TASK DESCRIPTION:
The records that follow are to be repeated without alteration.

SOURCE INFORMATION:
------------------------------------------------------------------------

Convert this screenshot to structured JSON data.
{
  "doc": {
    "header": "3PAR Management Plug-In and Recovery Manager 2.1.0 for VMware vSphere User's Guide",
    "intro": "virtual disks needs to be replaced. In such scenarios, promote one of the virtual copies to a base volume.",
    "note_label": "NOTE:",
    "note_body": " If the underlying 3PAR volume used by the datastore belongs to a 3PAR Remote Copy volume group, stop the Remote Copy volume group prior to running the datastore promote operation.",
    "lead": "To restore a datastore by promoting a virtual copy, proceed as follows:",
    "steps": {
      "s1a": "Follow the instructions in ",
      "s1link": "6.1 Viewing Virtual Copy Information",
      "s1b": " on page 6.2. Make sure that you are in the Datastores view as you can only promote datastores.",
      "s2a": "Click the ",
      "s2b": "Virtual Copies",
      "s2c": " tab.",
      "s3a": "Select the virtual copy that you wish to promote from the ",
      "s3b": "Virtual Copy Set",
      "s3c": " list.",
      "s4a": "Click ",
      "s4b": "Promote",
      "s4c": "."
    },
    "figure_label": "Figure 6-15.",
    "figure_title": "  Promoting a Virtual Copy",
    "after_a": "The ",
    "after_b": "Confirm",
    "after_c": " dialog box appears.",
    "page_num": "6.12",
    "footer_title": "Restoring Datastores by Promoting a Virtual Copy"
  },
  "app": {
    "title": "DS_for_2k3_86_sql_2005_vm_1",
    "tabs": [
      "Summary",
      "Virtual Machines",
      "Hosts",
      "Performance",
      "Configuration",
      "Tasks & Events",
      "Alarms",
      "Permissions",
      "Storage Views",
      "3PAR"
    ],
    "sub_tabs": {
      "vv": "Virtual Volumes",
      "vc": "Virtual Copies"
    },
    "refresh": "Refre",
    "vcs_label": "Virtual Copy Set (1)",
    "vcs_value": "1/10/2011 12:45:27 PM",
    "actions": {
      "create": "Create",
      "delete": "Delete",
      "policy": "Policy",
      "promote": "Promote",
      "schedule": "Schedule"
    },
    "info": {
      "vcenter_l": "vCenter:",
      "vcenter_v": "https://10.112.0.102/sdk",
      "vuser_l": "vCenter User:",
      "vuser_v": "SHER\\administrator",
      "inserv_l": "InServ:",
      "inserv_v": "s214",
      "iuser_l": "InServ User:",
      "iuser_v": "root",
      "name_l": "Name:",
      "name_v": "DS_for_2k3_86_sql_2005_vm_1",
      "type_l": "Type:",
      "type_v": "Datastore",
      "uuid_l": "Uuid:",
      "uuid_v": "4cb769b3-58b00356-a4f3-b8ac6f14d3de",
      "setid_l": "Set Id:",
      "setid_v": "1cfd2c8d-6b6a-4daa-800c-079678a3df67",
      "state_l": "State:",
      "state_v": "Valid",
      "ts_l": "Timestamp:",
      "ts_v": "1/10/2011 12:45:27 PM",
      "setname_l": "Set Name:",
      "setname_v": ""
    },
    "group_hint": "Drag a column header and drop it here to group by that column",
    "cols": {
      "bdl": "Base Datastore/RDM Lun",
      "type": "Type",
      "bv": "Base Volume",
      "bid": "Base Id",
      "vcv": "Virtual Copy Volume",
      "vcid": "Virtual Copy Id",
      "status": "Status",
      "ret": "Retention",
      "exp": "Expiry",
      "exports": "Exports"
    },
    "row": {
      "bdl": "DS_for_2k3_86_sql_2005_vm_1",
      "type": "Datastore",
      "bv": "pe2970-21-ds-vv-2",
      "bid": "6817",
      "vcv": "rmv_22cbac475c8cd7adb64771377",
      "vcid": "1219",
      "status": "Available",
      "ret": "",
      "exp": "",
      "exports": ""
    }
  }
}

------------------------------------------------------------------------

YOUR RESPONSE:
Convert this screenshot to structured JSON data.
{
  "doc": {
    "header": "3PAR Management Plug-In and Recovery Manager 2.1.0 for VMware vSphere User's Guide",
    "intro": "virtual disks needs to be replaced. In such scenarios, promote one of the virtual copies to a base volume.",
    "note_label": "NOTE:",
    "note_body": " If the underlying 3PAR volume used by the datastore belongs to a 3PAR Remote Copy volume group, stop the Remote Copy volume group prior to running the datastore promote operation.",
    "lead": "To restore a datastore by promoting a virtual copy, proceed as follows:",
    "steps": {
      "s1a": "Follow the instructions in ",
      "s1link": "6.1 Viewing Virtual Copy Information",
      "s1b": " on page 6.2. Make sure that you are in the Datastores view as you can only promote datastores.",
      "s2a": "Click the ",
      "s2b": "Virtual Copies",
      "s2c": " tab.",
      "s3a": "Select the virtual copy that you wish to promote from the ",
      "s3b": "Virtual Copy Set",
      "s3c": " list.",
      "s4a": "Click ",
      "s4b": "Promote",
      "s4c": "."
    },
    "figure_label": "Figure 6-15.",
    "figure_title": "  Promoting a Virtual Copy",
    "after_a": "The ",
    "after_b": "Confirm",
    "after_c": " dialog box appears.",
    "page_num": "6.12",
    "footer_title": "Restoring Datastores by Promoting a Virtual Copy"
  },
  "app": {
    "title": "DS_for_2k3_86_sql_2005_vm_1",
    "tabs": [
      "Summary",
      "Virtual Machines",
      "Hosts",
      "Performance",
      "Configuration",
      "Tasks & Events",
      "Alarms",
      "Permissions",
      "Storage Views",
      "3PAR"
    ],
    "sub_tabs": {
      "vv": "Virtual Volumes",
      "vc": "Virtual Copies"
    },
    "refresh": "Refre",
    "vcs_label": "Virtual Copy Set (1)",
    "vcs_value": "1/10/2011 12:45:27 PM",
    "actions": {
      "create": "Create",
      "delete": "Delete",
      "policy": "Policy",
      "promote": "Promote",
      "schedule": "Schedule"
    },
    "info": {
      "vcenter_l": "vCenter:",
      "vcenter_v": "https://10.112.0.102/sdk",
      "vuser_l": "vCenter User:",
      "vuser_v": "SHER\\administrator",
      "inserv_l": "InServ:",
      "inserv_v": "s214",
      "iuser_l": "InServ User:",
      "iuser_v": "root",
      "name_l": "Name:",
      "name_v": "DS_for_2k3_86_sql_2005_vm_1",
      "type_l": "Type:",
      "type_v": "Datastore",
      "uuid_l": "Uuid:",
      "uuid_v": "4cb769b3-58b00356-a4f3-b8ac6f14d3de",
      "setid_l": "Set Id:",
      "setid_v": "1cfd2c8d-6b6a-4daa-800c-079678a3df67",
      "state_l": "State:",
      "state_v": "Valid",
      "ts_l": "Timestamp:",
      "ts_v": "1/10/2011 12:45:27 PM",
      "setname_l": "Set Name:",
      "setname_v": ""
    },
    "group_hint": "Drag a column header and drop it here to group by that column",
    "cols": {
      "bdl": "Base Datastore/RDM Lun",
      "type": "Type",
      "bv": "Base Volume",
      "bid": "Base Id",
      "vcv": "Virtual Copy Volume",
      "vcid": "Virtual Copy Id",
      "status": "Status",
      "ret": "Retention",
      "exp": "Expiry",
      "exports": "Exports"
    },
    "row": {
      "bdl": "DS_for_2k3_86_sql_2005_vm_1",
      "type": "Datastore",
      "bv": "pe2970-21-ds-vv-2",
      "bid": "6817",
      "vcv": "rmv_22cbac475c8cd7adb64771377",
      "vcid": "1219",
      "status": "Available",
      "ret": "",
      "exp": "",
      "exports": ""
    }
  }
}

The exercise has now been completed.